A Kings Point home that once belonged to the late tennis champion Vitas Gerulaitis has come on the market for $17.5 million.
The renovated stucco-and-glass home with its rooftop deck overlooks Long Island Sound with views of the Throgs Neck and Whitestone bridges. There is a 300-foot pier with a lift for a 50-foot boat, a dock with LED lighting and steps to a private beach.
Among the seven bedrooms and seven baths is the 2,500-square-foot master suite, which includes two 50-inch fold-down flat-screen TVs, fireplace, powder room and kitchenette. The master bath suite has another 50-inch television as well as a Jacuzzi pool, solarium, his-and-hers bathrooms and a five-person granite steam shower.
There is also an indoor-outdoor pool with handmade and hand-laid Mexican tile with gold-leaf inserts as well as two 65-inch TVs, underwater speakers, built-in benches, a fireplace and an integrated Jacuzzi.
The 1.25-acre property is listed with Soheila Sharf of Soheila Sharf Realty.
-- Valerie Kellogg
OLD SAG HARBOR This 1840 Sag Harbor home, listed for $1,795,000, was once the summer home of philanthropist Margaret Olivia Sage, the wife of railroad executive and politician Russell Sage and the founder of the Russell Sage Foundation.
Sage left her mark on Sag Harbor with contributions that included the funding of the John Jermain Memorial Library (named after her grandfather), Pierson High School and Mashashimuet Park, says Jane Babcook, a vice president of The Corcoran Group, who is marketing the home.
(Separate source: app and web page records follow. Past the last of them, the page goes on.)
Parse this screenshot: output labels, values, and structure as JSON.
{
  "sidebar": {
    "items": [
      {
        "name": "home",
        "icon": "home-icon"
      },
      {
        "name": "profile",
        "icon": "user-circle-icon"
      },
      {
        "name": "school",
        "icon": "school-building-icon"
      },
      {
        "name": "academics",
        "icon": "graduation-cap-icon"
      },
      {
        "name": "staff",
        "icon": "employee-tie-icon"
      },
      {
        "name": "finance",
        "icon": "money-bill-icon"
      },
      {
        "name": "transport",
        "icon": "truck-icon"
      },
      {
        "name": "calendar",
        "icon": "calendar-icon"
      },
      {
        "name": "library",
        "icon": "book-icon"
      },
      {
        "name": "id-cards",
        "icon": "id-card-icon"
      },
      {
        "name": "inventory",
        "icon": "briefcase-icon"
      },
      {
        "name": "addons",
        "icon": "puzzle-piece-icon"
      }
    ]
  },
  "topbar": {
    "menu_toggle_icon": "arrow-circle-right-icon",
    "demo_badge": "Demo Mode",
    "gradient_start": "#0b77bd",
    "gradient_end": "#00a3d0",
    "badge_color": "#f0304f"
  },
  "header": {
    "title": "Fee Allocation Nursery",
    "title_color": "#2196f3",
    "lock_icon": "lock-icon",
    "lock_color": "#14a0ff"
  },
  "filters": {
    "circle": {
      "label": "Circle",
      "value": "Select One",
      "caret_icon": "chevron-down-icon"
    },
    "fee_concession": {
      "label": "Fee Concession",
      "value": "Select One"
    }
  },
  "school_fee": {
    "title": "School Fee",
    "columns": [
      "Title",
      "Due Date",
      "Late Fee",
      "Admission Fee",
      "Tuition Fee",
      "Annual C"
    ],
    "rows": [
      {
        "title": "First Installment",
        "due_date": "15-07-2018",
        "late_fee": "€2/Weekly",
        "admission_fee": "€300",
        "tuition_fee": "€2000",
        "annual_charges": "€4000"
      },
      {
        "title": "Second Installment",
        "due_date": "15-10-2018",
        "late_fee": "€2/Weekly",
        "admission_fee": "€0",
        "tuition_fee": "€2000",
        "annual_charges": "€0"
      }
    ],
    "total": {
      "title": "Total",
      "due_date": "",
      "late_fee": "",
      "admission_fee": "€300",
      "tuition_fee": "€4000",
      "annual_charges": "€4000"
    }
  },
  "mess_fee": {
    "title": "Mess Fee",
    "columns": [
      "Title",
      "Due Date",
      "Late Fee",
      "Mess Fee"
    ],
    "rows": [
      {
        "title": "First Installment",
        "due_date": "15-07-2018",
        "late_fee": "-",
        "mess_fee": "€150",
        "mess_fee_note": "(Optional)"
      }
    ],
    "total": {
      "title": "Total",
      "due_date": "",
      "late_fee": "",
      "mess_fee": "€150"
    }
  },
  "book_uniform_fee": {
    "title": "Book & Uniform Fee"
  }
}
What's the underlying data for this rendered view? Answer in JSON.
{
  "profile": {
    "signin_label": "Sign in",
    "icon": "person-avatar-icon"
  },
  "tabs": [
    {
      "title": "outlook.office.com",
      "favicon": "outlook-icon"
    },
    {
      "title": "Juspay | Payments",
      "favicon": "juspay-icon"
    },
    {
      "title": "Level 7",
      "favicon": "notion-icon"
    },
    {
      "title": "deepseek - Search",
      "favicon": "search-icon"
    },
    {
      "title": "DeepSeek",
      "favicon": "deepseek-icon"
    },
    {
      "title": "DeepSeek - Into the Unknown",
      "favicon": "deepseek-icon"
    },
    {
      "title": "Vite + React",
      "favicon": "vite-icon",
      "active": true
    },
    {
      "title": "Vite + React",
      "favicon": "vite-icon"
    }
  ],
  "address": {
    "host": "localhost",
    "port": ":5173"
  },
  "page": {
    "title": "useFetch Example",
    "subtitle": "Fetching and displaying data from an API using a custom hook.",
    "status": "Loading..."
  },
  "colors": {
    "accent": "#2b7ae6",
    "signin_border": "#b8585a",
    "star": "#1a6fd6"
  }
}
Sage had this house moved by horse in 1910. It rests on its original foundation, which was taken apart, stone by stone, and reassembled on its current location.
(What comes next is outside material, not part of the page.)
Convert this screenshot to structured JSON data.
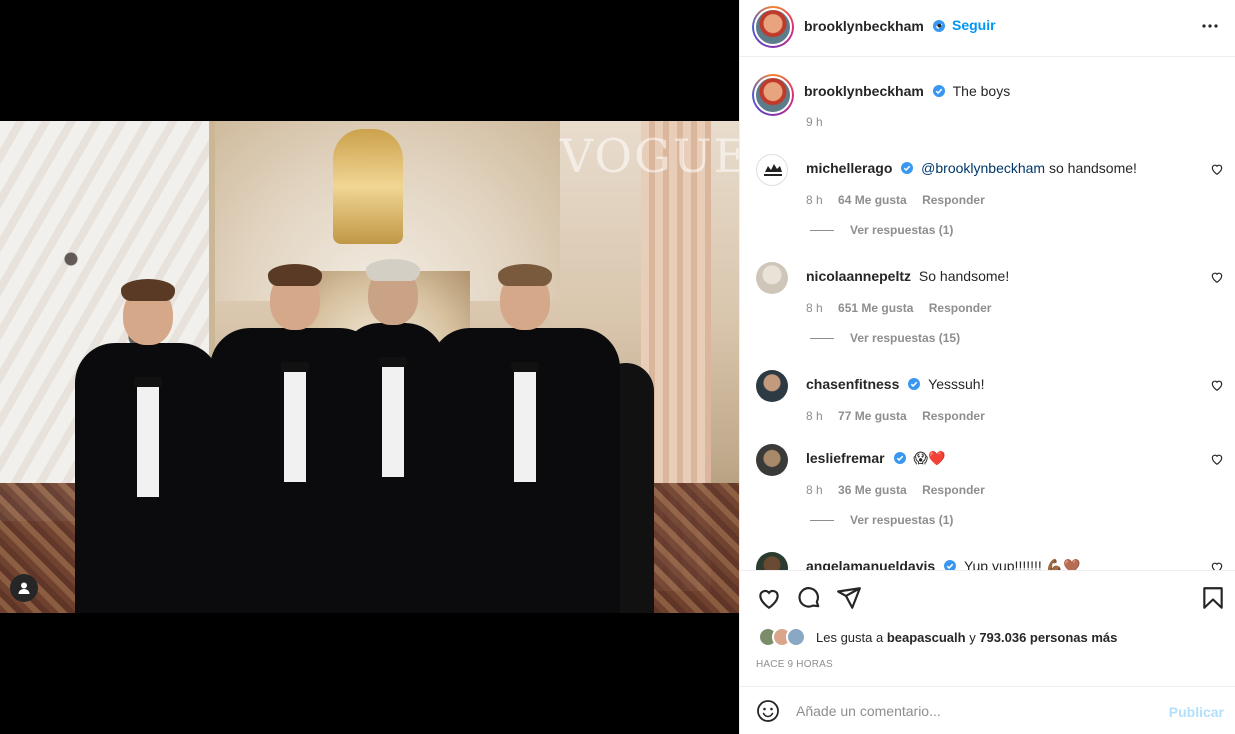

Also, the house was expanded that year, with an addition that included a kitchen with a staircase that ascended to a new bedroom.
The next addition came in 2001, when a first-floor master suite and a solarium-style living room as well as a two-car garage were built.
Today, the updated house -- owned by Larry and Jacqui Perrine, part owners of Channing Daughters Winery in Bridgehampton -- retains many original features, Babcook says.
Among them are detailed trim, the doors and an arched entranceway referred to as the coffin wall, which leads to the room where wakes may have been held. Other features include a catty-corner built-in shelf with cabinet and a working fireplace in the "winter room," the original part of the house.
-- Lisa Doll Bruno